▼

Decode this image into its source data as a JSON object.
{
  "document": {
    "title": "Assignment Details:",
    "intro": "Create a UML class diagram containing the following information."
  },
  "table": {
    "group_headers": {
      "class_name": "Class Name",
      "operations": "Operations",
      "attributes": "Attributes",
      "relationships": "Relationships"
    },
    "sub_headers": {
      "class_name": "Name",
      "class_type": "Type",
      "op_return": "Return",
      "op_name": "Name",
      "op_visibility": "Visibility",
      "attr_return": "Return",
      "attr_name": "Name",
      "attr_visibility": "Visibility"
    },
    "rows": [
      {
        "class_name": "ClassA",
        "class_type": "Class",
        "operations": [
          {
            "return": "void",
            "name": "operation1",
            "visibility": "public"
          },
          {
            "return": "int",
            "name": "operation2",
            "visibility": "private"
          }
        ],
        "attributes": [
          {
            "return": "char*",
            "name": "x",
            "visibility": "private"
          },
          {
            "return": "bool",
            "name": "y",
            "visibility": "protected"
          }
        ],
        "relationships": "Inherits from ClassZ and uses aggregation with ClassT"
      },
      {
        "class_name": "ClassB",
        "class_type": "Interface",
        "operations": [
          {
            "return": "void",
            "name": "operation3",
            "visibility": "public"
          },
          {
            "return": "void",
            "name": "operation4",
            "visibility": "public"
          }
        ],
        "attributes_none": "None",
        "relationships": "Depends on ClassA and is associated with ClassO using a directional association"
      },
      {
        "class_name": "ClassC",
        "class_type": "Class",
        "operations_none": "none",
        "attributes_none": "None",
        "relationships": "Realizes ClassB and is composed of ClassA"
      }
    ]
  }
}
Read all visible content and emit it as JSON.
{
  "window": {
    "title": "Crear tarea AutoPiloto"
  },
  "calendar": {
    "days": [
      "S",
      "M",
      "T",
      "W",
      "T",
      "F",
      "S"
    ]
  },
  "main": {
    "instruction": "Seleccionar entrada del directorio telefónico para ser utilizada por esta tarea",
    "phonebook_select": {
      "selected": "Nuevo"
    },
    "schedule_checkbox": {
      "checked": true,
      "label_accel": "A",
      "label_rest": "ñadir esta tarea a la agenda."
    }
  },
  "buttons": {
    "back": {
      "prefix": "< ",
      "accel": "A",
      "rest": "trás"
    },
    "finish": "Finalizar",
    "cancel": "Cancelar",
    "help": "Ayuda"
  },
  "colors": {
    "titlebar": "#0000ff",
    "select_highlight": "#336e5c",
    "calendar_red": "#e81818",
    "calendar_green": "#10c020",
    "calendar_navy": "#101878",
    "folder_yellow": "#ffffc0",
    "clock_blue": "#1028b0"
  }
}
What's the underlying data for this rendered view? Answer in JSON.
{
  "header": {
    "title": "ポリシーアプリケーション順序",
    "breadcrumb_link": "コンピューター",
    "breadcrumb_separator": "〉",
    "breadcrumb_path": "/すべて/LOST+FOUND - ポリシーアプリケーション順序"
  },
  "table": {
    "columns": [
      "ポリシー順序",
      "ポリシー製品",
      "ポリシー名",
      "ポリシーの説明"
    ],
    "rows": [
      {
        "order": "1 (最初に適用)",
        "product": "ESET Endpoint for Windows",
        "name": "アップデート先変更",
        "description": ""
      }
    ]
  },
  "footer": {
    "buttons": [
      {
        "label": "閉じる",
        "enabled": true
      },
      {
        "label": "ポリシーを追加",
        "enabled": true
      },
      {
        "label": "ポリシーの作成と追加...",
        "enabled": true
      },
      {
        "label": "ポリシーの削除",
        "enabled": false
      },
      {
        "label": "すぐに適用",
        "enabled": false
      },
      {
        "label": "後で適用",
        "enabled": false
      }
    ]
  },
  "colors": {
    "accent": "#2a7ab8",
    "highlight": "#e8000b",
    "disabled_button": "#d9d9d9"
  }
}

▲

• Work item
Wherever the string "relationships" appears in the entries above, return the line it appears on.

• Answer
      "relationships": "Relationships"
        "relationships": "Inherits from ClassZ and uses aggregation with ClassT"
        "relationships": "Depends on ClassA and is associated with ClassO using a directional association"
        "relationships": "Realizes ClassB and is composed of ClassA"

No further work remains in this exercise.